Playing for Keeps, Mur Lafferty‘s brilliant debut novel that sets the entire superhero genre on its ear, goes on sale tomorrow on Amazon. Go buy it then. It may cure your maladies, purify your genes, or give you honest-to-goodness superpowers. Or, failing that, it’s an excellent book and an imperatively entertaining and thought-provoking read.
There’s also an amazing amount of free Playing for Keeps related content that Mur has made available, as a run-up to the book’s release:
Still uncertain if the novel is a worthy purchase? (Oh, it is!) The full book, including all of the comic book-style covers from it’s initial podcast run, as well as an all-new short story, are available as a free pdf download.
The Playing for Keeps music video that I discussed previously has been released. Sadly, Mur did not recieve enough entrants to spur her to dance for the camera, but plenty of people did send in clips… including me. You just know you want to see me, uh, dance, or something…
Last and most certainly not least, Mur revived the Stories of the Third Wave fan podcast, which can be found on the Playing for Keeps website and feed, and has been putting out content for the last several weeks. Episodes include imaginings of what different radio shows might sound like during the daily commute in Seventh City, as well as original fiction set in the Playing for Keeps universe from J. C. Hutchins and Matt Wallace, and the Seventh City version of existing podcasts. Mur generously invited me to contribute, and I decided to riff on NPR’s Faith Matters program and explore how the existance of heroes in the world of Playing for Keeps might impact on exisiting religious faith, and perhaps create new belief systems entirely. I’m pleased with the result, and invite you to check out that episode as well as all the amazing content that has been contributed.
It would be remiss of me not to point out that the 2008 Hugo Awards were given out this past weekend at Denvention 3, the 66th World Science Fiction Convention.

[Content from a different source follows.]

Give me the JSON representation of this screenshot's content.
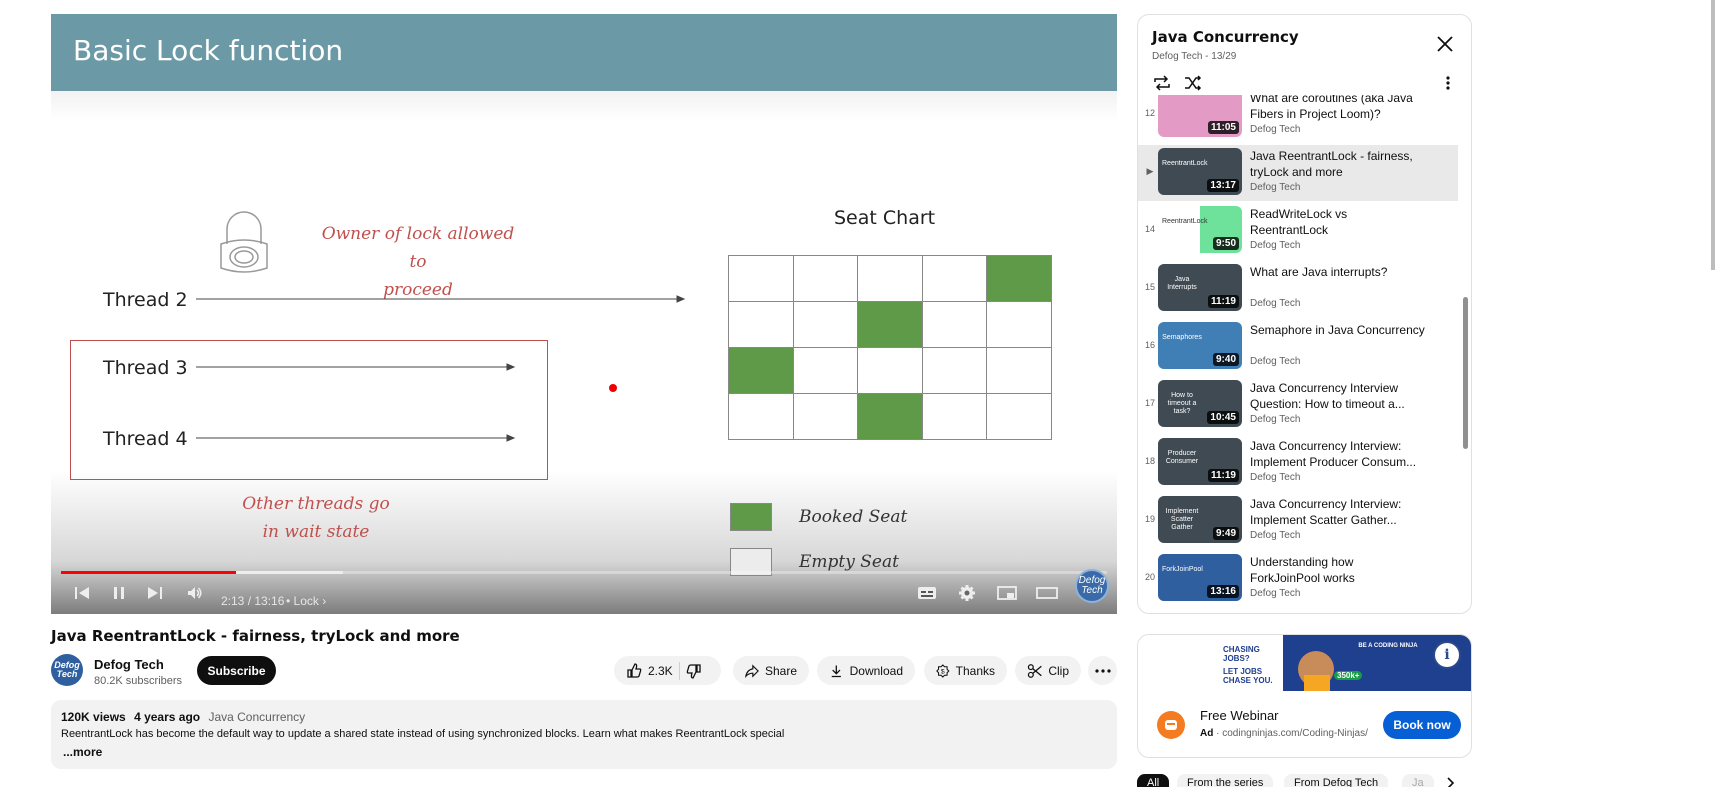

Here the results, from the official site:
Novel: The Yiddish Policemen’s Union by Michael Chabon (HarperCollins; Fourth Estate)

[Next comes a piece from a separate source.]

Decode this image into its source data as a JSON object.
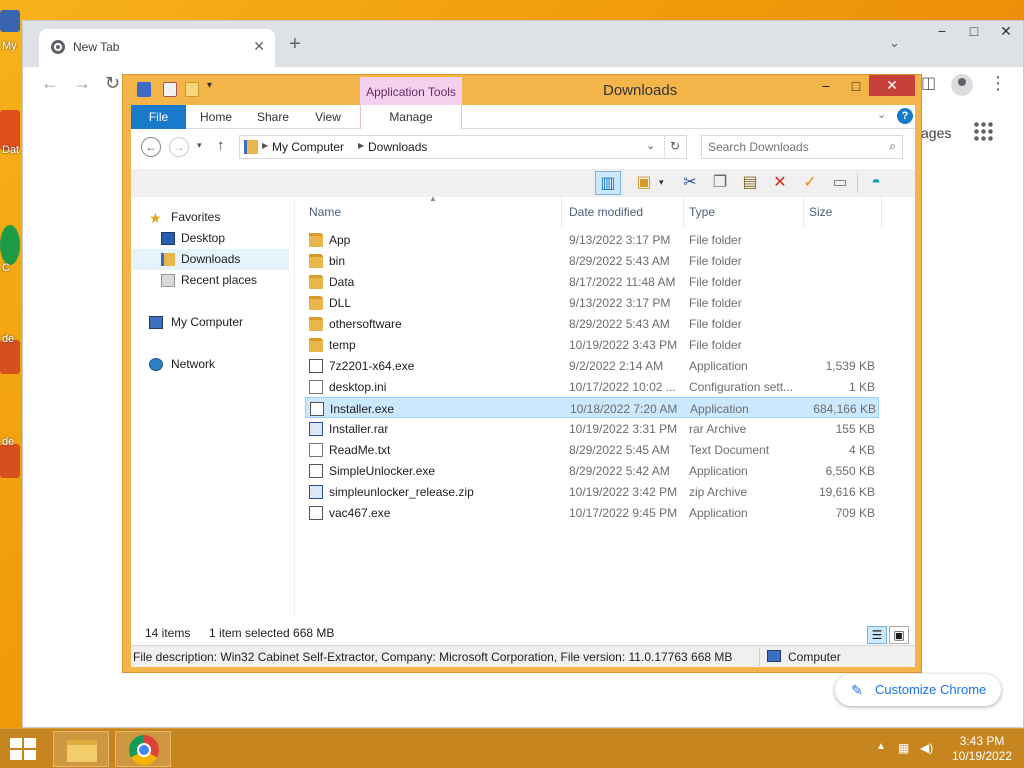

Novella: “All Seated on the Ground” by Connie Willis (Asimov’s Dec. 2007; Subterranean Press)
Novelette: “The Merchant and the Alchemist’s Gate” by Ted Chiang (Subterranean Press; F&SF Sept. 2007)
Short Story: “Tideline” by Elizabeth Bear (Asimov’s June 2007)
Non-fiction Book: Brave New Words: The Oxford Dictionary of Science Fiction by Jeff Prucher (Oxford University Press)
Dramatic Presentation, Long Form: Stardust Written by Jane Goldman and Matthew Vaughn, Based on the novel by Neil Gaiman Illustrated by Charles Vess Directed by Matthew Vaughn (Paramount Pictures)
While I will admit to great joy at the winners of some categories, and some disappointment at the winner of at least one other (don’t ask, because I’m not telling 😉 ), a hearty congratulations is extended to all for the recognition.
The final list of nominees in each category can be found here, and the the final tally of the breakdown of voting is here. The nominee page contains links to where all of the Novella, Novelette, and Short Story finalists can be read freely online.
Also, continuing what is now a Official Tradition, many of the nominated short stories, including four of the five final nominees, are available in free audio format in recent episodes of Escape Pod.
Finally, John Scalzi gives his irreverent take on his Hugo win and Hugo loss here, and io9 serves up a Hugo recap with pictures here.